i haven’t written about my writing in a long long while! Well, i have been busy – the online shop opening and all the daily stuff of home managing and kid-raising as well as keeping up with writing the second draft of my work-in-progress (WIP).
It took me a fair amount of time before i started on the second draft proper. Why? Because i was dealing with issues of point of views (POV).
In my first draft, i attempted something which i have read about long ago; which is to write the same scene a few times but from the POV of a different character each time. Thus building more and more depth into the scene as you go along.
However, having re-read my first draft, i felt it did not work (at least for me and my story) and it is a technique which can be difficult to pull off well. And of course, i am a beginner writer so my skills are not yet polished enough.
My writing bubby helped me to work through some of the issues and i’m so grateful to have her there with me. i have decided on a different route with regards to POV but i have stuck with using all 4 POVs of the main characters in my story.
i’m about a third of the way through the second draft and have added several new scenes when i decided i should read something by an expert about POV again – just to make sure i’m on the right track.
i found this article to be quite useful: Avoid Being Branded as an Amateur: Use These 7 POV Basics.
My top take-away from that article is:
7. Once in a POV, stick with it carefully. When we get into one of our character’s heads, we need to do the best we can to see, hear, taste, touch, smell, and think about everything the way that particular character would. The more we can stay deep inside our POV character, the more alive that character will become to our readers. Remember, we can’t have our characters noticing things about themselves that they wouldn’t normally see. If in doubt, use the mirror test: Am I describing something about my character she would see of herself (i.e. the protruding blue veins in her hand)? Or would she need a mirror to notice it (i.e. the color of her own eyes)? If she needs a mirror, then she shouldn’t be thinking it about herself (unless she really is looking into a mirror, which incidentally has become a clichéd/taboo way of having characters describe themselves).

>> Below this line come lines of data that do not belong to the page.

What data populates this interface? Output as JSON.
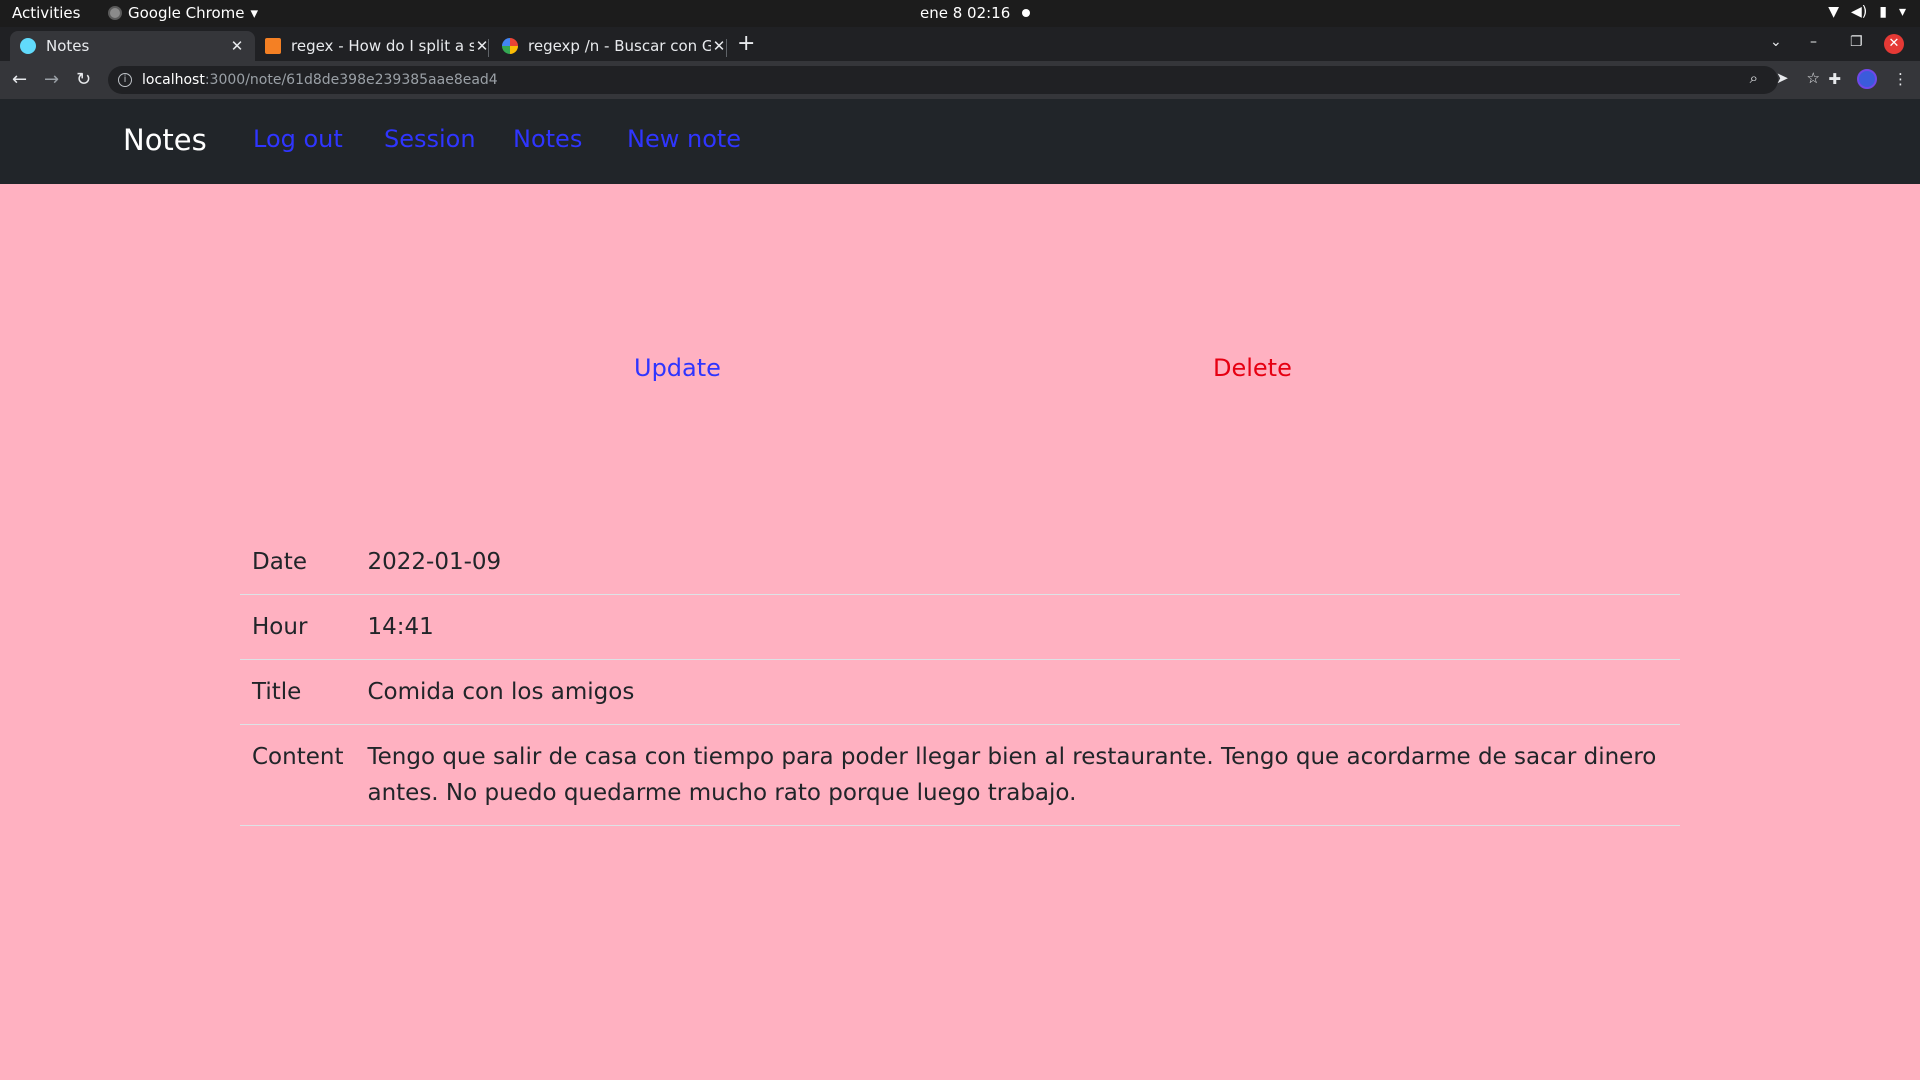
{
  "system_bar": {
    "activities": "Activities",
    "app_name": "Google Chrome",
    "clock": "ene 8  02:16"
  },
  "browser": {
    "tabs": [
      {
        "title": "Notes",
        "favicon": "react-icon",
        "active": true
      },
      {
        "title": "regex - How do I split a str",
        "favicon": "stackoverflow-icon",
        "active": false
      },
      {
        "title": "regexp /n - Buscar con Go",
        "favicon": "google-icon",
        "active": false
      }
    ],
    "url_host": "localhost",
    "url_path": ":3000/note/61d8de398e239385aae8ead4"
  },
  "navbar": {
    "brand": "Notes",
    "links": [
      "Log out",
      "Session",
      "Notes",
      "New note"
    ]
  },
  "actions": {
    "update": "Update",
    "delete": "Delete"
  },
  "note": {
    "rows": [
      {
        "label": "Date",
        "value": "2022-01-09"
      },
      {
        "label": "Hour",
        "value": "14:41"
      },
      {
        "label": "Title",
        "value": "Comida con los amigos"
      },
      {
        "label": "Content",
        "value": "Tengo que salir de casa con tiempo para poder llegar bien al restaurante. Tengo que acordarme de sacar dinero antes. No puedo quedarme mucho rato porque luego trabajo."
      }
    ]
  },
  "colors": {
    "page_bg": "#ffb1c1",
    "navbar_bg": "#212529",
    "link": "#2f35ff",
    "danger": "#e60012"
  }
}
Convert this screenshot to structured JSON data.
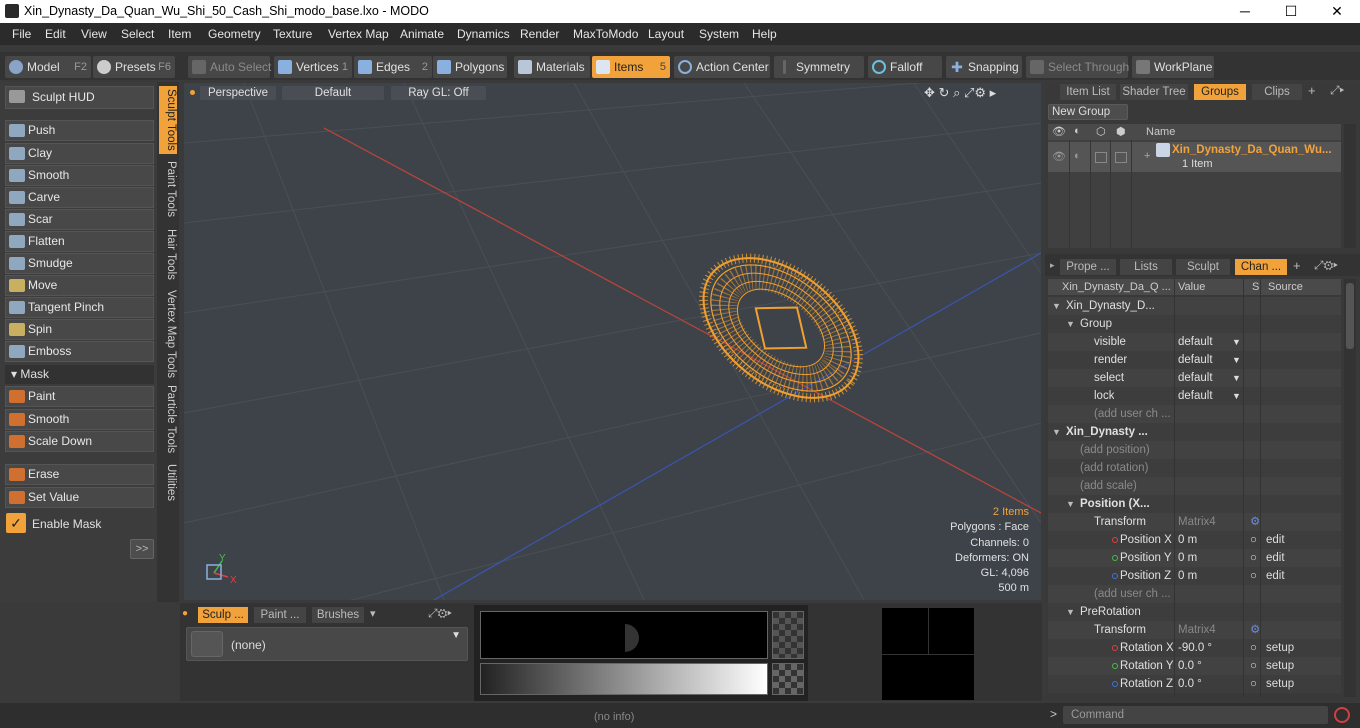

i am writing from a first person POV so sometimes i do get carried away with describing my characters and things about themselves so this mirror test is good to keep in mind.
How is your WIP? Do you face POV issues too? If yes, what are they?